How a Nobel Prize winner moves from data to discovery | Jim Allison

October 12, 2019 6 By Stanley Isaacs


It’s hard to explain how a lab works actually
but what I do is all these years is try to build, try to recruit people who are curious
and care about science and are committed and just have to know. And you have to put up with a lot of failure
because If you don’t you’re probably doing boring stuff that anybody can do. You need to be out there on the edges where
it’s going to be more harder and darker behind what you’re doing. That’s the whole point after all. And so you just have to be ready to spend
ten years on something making incremental steps along the way. You also have to know when to give up. I wouldn’t say never, never give up until
you’ve got enough to know that you’re not just wasting the rest of your career on
beating your head against the wall. In my lab I’ve been lucky at times to have
people who are just full of ideas and we have ideas and we kick them around, we talk. Everybody I train – and don’t do it in
a nasty way but anytime anybody gives you a hypothesis you come up with another one
that fits the data equally well. That’s your job.
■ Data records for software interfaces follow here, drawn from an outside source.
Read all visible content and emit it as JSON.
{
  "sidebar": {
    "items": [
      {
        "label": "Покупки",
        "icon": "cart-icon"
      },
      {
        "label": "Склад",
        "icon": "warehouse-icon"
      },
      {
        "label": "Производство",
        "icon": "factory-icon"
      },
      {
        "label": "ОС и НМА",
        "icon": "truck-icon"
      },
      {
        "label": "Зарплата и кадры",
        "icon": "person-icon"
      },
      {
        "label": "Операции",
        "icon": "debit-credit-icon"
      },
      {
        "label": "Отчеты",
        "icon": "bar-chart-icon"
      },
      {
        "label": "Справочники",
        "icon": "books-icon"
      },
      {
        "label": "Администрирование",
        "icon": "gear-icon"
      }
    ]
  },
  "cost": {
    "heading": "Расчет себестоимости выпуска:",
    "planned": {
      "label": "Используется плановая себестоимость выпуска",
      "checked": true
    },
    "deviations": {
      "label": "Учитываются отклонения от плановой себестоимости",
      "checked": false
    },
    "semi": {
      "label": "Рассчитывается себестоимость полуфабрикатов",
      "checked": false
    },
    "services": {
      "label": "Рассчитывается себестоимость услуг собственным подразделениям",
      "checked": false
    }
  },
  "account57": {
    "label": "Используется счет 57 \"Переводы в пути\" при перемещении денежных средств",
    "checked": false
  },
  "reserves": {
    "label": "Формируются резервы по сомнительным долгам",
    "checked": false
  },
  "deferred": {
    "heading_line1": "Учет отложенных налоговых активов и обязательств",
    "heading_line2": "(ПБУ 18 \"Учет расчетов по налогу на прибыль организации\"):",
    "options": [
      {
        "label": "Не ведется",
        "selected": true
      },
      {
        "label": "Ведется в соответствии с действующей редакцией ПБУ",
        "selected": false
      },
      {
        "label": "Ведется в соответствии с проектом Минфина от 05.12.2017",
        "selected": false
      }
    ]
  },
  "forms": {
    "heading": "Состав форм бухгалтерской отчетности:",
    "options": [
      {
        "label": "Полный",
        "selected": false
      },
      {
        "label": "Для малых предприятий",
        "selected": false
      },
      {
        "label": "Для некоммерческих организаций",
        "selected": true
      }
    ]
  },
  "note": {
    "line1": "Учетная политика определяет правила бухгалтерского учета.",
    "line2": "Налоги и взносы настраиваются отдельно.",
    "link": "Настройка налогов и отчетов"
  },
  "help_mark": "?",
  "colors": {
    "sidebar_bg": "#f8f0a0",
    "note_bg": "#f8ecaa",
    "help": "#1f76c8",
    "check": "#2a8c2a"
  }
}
Somebody at a lab meetings says I think this
means that, you know, somebody gives their data and you say okay, what do you mean. What do you conclude. And I say anybody else? Can you give me another conclusion for that. I mean that’s the whole thing. How do you get the right one. It takes commitment but in my lab and in Berkeley
days occasionally the lab would pull together with some key people. We worked together, we talked all the time,
we partied together, we went sailing, we went drinking and listened to music or whatever. It was just work, play, work, play until it
all got so mixed up you couldn’t tell anymore Well it is important although there are times
when it seemed that there was no life outside the work because everything revolved around
it. I mean not everything, not completely. Like I say, we had just little spontaneous
groups would build in the lab or people who just enjoyed each other and their ideas so
much. You do have to get away from it every now
and then and clear your head if nothing else. It does take – it’s a slow process. But, you know, when you find it – to a scientist
the real key of the realm is knowing something before anybody else on the planet knows it
and really knowing something and hopefully something important. That’s a selfish little secret. It’s hard. I mean it is hard particularly you keep, you’re
doing something that’s right over the hill. There’s no – Jerry Jeff Walker’s song
is I’ve got one eye on my lady and one eye on the open road. You’re always looking down for the next
thing. I guess the thing is when you can’t see
what you’re doing now gets you down that road then what’s in the way. Can you go anywhere? You can’t just keep saying I’m going to
do this next experiment and it’ll get me over the hill. You can do that for a while but then if you
can’t think of the proper experiment that really not only gets you over the hill but
tells you what path to take when you’re over it then probably. I mean I know I’m being vague because it’s
kind of, you can’t give you hard things. It’s just more of a feeling. I’m doing this – and the data tells you. I mean it’s just back to the same thing. You look at the data and see where it’s
leading.